This piece is dated at around 1509 and each of the twelve related artworks are around four metres in width and height. Michelangelo would have to tailor his designs to fit the layout of the Chapel, and consider how each series of work would be arranged in relation to each other. His prophets may have been very much supporting elements to other highlights such as The Last Judgement and his Creation of Adam, but there is still great historical and artistic significance to them in any case. Each of these prophet artworks, as with the sibyls, are kept relatively simple, enabling the artist to complete some of them within just a few days and without any aid from his assistants. Michelangelo was being careful to balance aesthetic beauty within each and every item, whilst avoiding making the overall display too busy, and so these more restrained artworks could help to balance the overall design found within the chapel.

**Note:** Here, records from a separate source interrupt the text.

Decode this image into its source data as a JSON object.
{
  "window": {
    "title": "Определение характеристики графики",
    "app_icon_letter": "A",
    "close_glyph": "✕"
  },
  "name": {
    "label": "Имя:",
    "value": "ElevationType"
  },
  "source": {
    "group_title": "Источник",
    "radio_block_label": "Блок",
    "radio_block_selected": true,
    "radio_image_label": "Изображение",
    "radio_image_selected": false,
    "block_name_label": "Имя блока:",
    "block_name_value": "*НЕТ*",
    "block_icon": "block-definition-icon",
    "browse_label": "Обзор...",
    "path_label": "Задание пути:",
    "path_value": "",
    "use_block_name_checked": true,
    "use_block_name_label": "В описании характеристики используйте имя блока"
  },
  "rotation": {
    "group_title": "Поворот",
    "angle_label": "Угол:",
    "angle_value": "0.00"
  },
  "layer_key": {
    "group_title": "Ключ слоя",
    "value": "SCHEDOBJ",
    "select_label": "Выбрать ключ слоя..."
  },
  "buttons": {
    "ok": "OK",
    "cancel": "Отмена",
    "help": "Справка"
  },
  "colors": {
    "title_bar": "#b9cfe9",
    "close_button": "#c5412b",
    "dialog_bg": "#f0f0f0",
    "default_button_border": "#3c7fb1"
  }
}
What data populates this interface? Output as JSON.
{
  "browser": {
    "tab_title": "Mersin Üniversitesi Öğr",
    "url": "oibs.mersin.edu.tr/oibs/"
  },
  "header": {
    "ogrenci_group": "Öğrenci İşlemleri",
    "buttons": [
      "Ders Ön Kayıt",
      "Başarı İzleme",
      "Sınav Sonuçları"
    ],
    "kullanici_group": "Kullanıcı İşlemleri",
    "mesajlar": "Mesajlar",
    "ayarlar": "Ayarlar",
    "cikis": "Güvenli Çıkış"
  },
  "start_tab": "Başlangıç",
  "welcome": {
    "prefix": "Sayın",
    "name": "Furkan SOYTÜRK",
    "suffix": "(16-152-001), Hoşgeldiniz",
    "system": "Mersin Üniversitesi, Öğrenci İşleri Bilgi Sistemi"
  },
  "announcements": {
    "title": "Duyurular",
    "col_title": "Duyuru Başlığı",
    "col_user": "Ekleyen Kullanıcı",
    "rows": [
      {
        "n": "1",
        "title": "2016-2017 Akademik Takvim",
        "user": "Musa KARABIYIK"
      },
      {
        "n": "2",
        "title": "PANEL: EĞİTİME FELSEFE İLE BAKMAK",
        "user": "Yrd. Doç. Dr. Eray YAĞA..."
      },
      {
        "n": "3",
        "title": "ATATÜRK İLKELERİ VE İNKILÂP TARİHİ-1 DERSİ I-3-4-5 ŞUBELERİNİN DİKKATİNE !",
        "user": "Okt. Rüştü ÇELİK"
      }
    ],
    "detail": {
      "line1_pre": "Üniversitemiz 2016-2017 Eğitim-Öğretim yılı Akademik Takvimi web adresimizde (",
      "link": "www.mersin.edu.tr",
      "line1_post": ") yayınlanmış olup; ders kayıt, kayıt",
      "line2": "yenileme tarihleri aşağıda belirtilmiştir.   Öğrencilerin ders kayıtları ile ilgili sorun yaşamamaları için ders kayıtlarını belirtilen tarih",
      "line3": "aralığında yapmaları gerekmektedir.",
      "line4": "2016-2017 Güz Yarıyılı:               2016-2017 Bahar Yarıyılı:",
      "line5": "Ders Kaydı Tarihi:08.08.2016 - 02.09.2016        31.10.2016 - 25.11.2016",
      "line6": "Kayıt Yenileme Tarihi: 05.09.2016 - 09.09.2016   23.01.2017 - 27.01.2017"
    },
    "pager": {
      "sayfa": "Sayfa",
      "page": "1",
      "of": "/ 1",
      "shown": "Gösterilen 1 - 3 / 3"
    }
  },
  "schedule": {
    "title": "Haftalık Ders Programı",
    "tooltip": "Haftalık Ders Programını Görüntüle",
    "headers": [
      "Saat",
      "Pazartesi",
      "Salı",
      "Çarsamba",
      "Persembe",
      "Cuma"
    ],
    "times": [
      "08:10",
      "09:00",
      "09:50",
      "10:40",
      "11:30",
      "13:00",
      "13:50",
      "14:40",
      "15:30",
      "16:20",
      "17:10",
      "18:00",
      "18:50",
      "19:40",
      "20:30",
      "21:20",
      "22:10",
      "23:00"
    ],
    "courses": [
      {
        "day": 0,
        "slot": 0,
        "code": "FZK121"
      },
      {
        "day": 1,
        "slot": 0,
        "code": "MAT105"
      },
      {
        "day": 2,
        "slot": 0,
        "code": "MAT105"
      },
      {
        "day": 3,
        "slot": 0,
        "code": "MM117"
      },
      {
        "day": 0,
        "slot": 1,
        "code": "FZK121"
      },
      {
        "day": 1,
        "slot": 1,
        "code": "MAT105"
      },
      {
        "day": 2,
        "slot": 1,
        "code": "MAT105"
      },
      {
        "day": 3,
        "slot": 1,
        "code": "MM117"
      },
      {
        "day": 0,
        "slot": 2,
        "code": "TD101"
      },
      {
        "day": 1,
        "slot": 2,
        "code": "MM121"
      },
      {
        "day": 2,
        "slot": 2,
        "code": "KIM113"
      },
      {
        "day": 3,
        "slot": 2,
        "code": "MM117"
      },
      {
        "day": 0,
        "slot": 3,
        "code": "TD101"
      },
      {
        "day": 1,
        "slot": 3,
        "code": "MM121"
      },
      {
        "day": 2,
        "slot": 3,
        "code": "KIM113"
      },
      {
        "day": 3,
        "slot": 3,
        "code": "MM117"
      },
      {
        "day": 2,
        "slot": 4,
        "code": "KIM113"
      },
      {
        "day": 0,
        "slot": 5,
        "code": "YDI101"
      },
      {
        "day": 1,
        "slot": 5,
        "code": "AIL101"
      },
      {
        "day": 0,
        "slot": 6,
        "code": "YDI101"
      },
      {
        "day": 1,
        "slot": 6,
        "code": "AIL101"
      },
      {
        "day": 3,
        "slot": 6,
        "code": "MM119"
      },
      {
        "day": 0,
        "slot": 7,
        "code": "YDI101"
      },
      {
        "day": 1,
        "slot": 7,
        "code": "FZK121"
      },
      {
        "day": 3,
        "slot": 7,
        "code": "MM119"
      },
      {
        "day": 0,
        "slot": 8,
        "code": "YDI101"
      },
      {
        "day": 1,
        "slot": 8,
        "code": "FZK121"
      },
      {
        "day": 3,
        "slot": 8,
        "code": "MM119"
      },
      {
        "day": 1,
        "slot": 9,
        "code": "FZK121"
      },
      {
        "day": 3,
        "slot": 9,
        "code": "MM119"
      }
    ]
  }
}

Zacharias, or Zechariah, is pictured within this portrait as an elderly man. Artists will often mix around with the ages of their subjects in order to deliver a variety of messaging within each interpretation. Normally, in terms of scripture, he would normally be portrayed as a young man, making this very much a conscious decision by the artist to diverge from the norm. Here he is pictured in a bright green outfit and long curly beard which helps to underline the impact of age. Two young children perch besides him, eager to learn from this wise man. The figure was known to have encouraged the re-construction of a temple and perhaps his inclusion within this series of paintings was a comment by Michelangelo on some architectural projects of his own period, such as perhaps Saint Peter's. This was a Renaissance Man, after all, someone who became heavily involved in a variety of different disciplines, including painting, sculpture, architecture and poetry.

Isaiah, Jeremiah, Ezekiel and Daniel were classed as the four major prophets, based on the level of achievements that they obtained, as well as the amount of scripture in which their lives featured. Zechariah was therefore one of the lesser prophets, though clearly important enough for Michelangelo to decide that he warranted inclusion within the Sistine Chapel. That said, in previous centuries Zechariah was actually held in greater regard, particularly within the Middle Ages. Zechariah is believed to have foretold the Entry into Jerusalem, for example, and at least Michelangelo would choose to place him directly over one of the entrances into the Chapel, which must have been a complement. Despite being in the shadows of other more famous paintings found on display within the same building, there is still plenty of interest in the historical and artistic value of these prophet portraits and they serve an important role in balancing the overall display.